**What to produce**
In how many lines of the listing does the word "color" appear? Reply with the number only.

-------

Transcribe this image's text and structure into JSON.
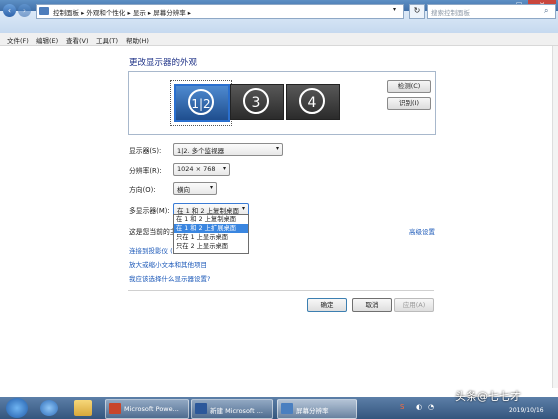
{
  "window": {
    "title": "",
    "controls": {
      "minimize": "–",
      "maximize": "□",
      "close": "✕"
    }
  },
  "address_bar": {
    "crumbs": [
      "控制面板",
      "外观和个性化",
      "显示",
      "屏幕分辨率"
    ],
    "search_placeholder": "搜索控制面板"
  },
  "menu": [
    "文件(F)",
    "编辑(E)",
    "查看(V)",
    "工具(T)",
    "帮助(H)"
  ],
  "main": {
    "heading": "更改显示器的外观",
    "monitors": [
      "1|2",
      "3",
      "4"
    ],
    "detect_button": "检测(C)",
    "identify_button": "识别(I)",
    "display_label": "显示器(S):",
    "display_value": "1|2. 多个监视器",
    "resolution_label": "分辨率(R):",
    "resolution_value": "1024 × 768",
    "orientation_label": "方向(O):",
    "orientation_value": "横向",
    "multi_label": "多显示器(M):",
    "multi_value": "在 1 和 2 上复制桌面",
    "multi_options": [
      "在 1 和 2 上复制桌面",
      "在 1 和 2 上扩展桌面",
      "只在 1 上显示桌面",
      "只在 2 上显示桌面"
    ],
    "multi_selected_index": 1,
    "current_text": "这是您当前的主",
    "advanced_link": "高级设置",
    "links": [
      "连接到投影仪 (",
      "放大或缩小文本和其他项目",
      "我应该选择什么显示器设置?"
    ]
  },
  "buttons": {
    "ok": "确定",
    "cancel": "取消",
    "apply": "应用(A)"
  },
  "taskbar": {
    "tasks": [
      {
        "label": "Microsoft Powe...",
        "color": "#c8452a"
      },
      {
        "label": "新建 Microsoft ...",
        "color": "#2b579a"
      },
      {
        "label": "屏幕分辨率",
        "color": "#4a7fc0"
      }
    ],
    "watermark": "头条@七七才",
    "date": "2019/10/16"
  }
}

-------

**Response to the exercise**
3